Loss, love, light

Lately I’ve been thinking about loss. An anniversary of someone gone too soon has passed, and I’ve borne witness to friends experiencing devastating loss. I wish I could ease their pain, but really all I can do is recognise it and hurt with them.

I was thinking particularly of someone who lost a beloved parent, truly their best friend. There is a gap, a hole, a deep darkness in that person’s life now. In the immediate aftermath, when the grief is raw and palpable, I visualise the griever staring into the dark abyss. They shine all of their love into the darkness where once their love was mirrored and multiplied; in life it shone upon their face and glowed within their heart and soul. Now the dark hole of longing, missing and hurting sucks up the light and love that they faithfully shine into it.

All we can do is shine our love onto them from every other angle that we can; but don’t expect it to reflect back at a time like this. Hope simply that it warms their back or glances upon their cheek, and that it touches them just enough. Enough to keep them going through the dark times – until they find their own way to cope with the aching darkness and eventually redirect the light of their love to find a way forward and a way to remember and honour the one who once reflected and amplified their love so beautifully.

Why is someone beautiful to you? Have you got 5 minutes to go on a wee journey with me?

Think about someone you love, really love. Someone in your life that you adore to distraction. It could be someone living or someone that has now passed away. It could be your significant other, your child, a beloved grandparent, maybe one of your closest friends – the type that’s family in every way but blood. Thought of someone? Good.

Now, close your eyes, bring that person to mind and study the details of that face you love so much. Take your time, I’ll wait.

They’re really beautiful, aren’t they?

Now think about why they’re so beautiful. Make a list.

Maybe you brought someone to your mind’s eye that is catwalk material but I’m going to hazard a guess that the person you imagined hasn’t been approached by a modelling agency and probably never will be. The person you imagined was absolutely beautiful though, right?

What was on your list of things that made them beautiful?

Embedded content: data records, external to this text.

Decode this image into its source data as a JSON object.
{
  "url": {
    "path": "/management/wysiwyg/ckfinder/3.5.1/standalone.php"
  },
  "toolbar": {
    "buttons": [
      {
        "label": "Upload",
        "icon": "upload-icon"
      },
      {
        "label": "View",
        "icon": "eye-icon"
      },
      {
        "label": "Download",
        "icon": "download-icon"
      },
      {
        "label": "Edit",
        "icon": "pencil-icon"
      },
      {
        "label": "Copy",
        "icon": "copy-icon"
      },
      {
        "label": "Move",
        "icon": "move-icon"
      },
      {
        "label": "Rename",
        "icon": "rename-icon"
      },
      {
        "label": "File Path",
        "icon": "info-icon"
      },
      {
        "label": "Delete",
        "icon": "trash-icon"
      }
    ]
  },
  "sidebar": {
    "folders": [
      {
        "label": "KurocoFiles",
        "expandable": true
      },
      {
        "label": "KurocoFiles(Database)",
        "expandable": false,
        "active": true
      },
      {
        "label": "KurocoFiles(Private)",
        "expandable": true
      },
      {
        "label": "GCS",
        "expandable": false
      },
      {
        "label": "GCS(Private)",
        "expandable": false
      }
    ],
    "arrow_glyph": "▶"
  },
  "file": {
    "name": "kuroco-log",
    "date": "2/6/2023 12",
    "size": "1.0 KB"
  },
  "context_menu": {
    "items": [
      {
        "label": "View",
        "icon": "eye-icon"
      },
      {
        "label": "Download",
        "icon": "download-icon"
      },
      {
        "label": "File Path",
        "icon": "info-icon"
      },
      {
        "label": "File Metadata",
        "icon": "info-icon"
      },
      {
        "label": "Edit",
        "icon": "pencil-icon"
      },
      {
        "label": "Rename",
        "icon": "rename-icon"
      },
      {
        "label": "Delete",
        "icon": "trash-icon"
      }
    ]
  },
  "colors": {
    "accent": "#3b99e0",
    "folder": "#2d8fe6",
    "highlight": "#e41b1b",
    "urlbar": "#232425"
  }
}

Was it the warmth in their eyes that reminds you that they’re one of the kindest and most thoughtful people you know? Was it the lines on their face that remind you of their contagious laugh and the way they brighten others’ lives? Maybe one of the things was an imperfection like a scar or stretch marks, something symbolic about your shared experiences or something you admire them for. Probably what you thought about was entirely different and totally personal to you.

There is an awful lot more to what makes someone beautiful than what they look like, wouldn’t you agree?

In real, every day life people become more or less beautiful to you according to who they are and how they behave. Someone you found stunningly attractive on first meeting can soon look ugly if their actions are unkind; and someone that you initially thought unattractive can become one of the most beautiful people in your eyes, maybe even someone you would bring to mind if asked to think about someone you really love. Some people happen to be utterly gorgeous inside and out, they just stay gorgeous to you or become even moreso – please don’t read this as saying aesthetically attractive people aren’t nice people, that’s certainly not what I’m saying.

I just want to plant a little seed in people’s minds to remember what real beauty is and to think twice about judging someone on appearance alone. It’s so easy to do, there is so much emphasis placed on physical appearance and unrealistic standards of beauty these days that it can become an auto-response. I find myself thinking things that I’m not proud of sometimes, but I’m trying to make a conscious effort to check myself when I do and remember that the person I’m judging is quite probably the most beautiful person in the world to someone that loves them and they’re right, not me.

Everyone is someone else’s beautiful – you are, I am and that person we just silently judged is too. We can undo the damage of harmful social norms by unjudging each other – we just have to want to. Let’s try.